When you hire people with a growth mindset, you are setting your organisation up to succeed further into the future.
Here are six growth mindset-focused interview questions that you can try in your next interview.
Stanford psychology professor Carol Dweck has spent her life studying human motivation. She’s undertaken decades of painstaking research to understand why people succeed (or don’t) and what’s within our control when it comes to success and failure.
Typically skills and experience are high on the list of priorities during a recruitment process. But Dweck’s theory suggests that mindset may be an even more powerful determinant of both professional effectiveness and leadership potential.
Sexual harassment is a risk in almost every workplace. It can cause significant physical and psychological harm to victims – and also to people who witness it.
So what can you do to ensure your organisation is creating a safe, affirming and positive environment for all staff?
When your people are well, your organisation stands to benefit from higher productivity and higher staff retention.
Having a policy in your workplace – to frame staff actions on mental health and provide clarity for helping employees and managers speak openly and find solutions – can help set the foundations for supporting the mental health of employees and strengthening your organisation.
Agile is a framework for working that’s transformed and revolutionised technology development over the last couple of decades.
At the heart of Agile are ideas about experimenting, learning quickly from successes and failures, gathering feedback and iterating.
For NFPs that mostly aren’t developing software, Agile still has a lot to share.
Perhaps the most widely relevant and useful practice to come out of Agile – and one of the easiest to implement – is the “retrospective”.
Ping pong tables? Foosball? A beer fridge? Roving masseurs? These are some of the benefits that Silicon Valley-type startups spruik as exciting perks to attract employees.
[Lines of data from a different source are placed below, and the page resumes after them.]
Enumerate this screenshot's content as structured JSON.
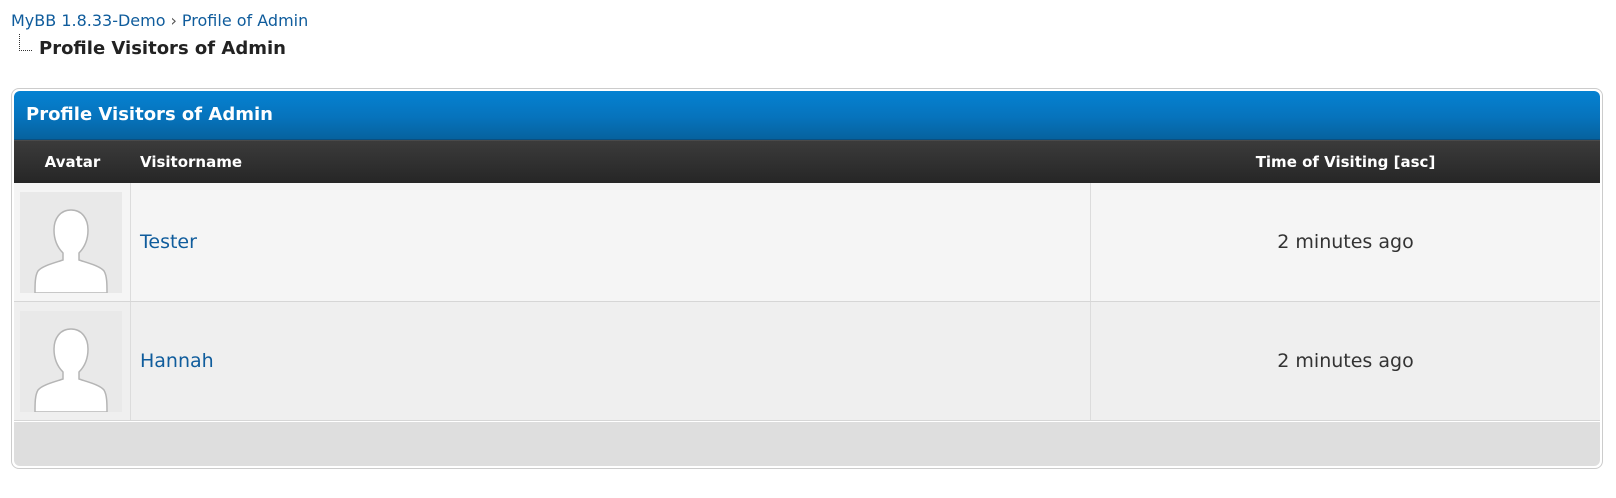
{
  "breadcrumb": {
    "items": [
      {
        "label": "MyBB 1.8.33-Demo"
      },
      {
        "label": "Profile of Admin"
      }
    ],
    "separator": "›",
    "active": "Profile Visitors of Admin"
  },
  "table": {
    "title": "Profile Visitors of Admin",
    "columns": {
      "avatar": "Avatar",
      "visitorname": "Visitorname",
      "time": "Time of Visiting [asc]"
    },
    "rows": [
      {
        "name": "Tester",
        "time": "2 minutes ago",
        "avatar_icon": "default-avatar-icon"
      },
      {
        "name": "Hannah",
        "time": "2 minutes ago",
        "avatar_icon": "default-avatar-icon"
      }
    ]
  },
  "colors": {
    "link": "#0f5c9c",
    "thead": "#0673bc",
    "tcat": "#2c2c2c",
    "row_odd": "#f5f5f5",
    "row_even": "#efefef",
    "footer": "#dedede"
  }
}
But while trendy start-ups may have cornered the market on providing funky offices equipped with personal pastry chefs, are these perks really what your ideal candidates actually want in an NFP workplace?
Here are the top five perks that for-purpose jobseekers actually want from a new workplace.
The COVID-19 pandemic will hopefully go down in history as a once-in-100-year event for the human race. And standing at the forefront of some of the most significant impacts affecting NFP workplaces have been HR managers and teams.
But 2021 brings with it a suite of fresh challenges that will stretch the creativity, ingenuity and resilience of HR professionals like never before.
The team at Ethicaljobs.com.au has pulled together the top four HR priorities we reckon NFP organisations will need to keep top of mind for in 2021.
What experts are saying about productivity has ebbed and flowed over the last several months as everyone adjusted to the impact of remote work. What was initially reported as a strong uptick in productivity at the onset of the pandemic—be it because people were clinging to their jobs for dear life, or because they were looking for something to distract them from the newfound chaos—has since slid into a noticeable decline for employees in certain roles.
Every organisation has expectations of how their staff should behave at work. But without writing down those expectations, it’s easy for misunderstandings or differing expectations to form among your staff and volunteers.
To help avoid this, more NFPs are turning to a written employee code of conduct to provide clear expectations about what how staff should or shouldn’t behave at work.
Who could have predicted that 2020 would be such a challenging year for so many people and organisations, right across the world?
Challenging times can bring out the best and the worst in organisations, but whatever the impact of the pandemic for your NFP, having an HR team – or person – that has the confidence and trust of the your staff and volunteers is critical.
So how can HR professionals stay relevant during challenging times?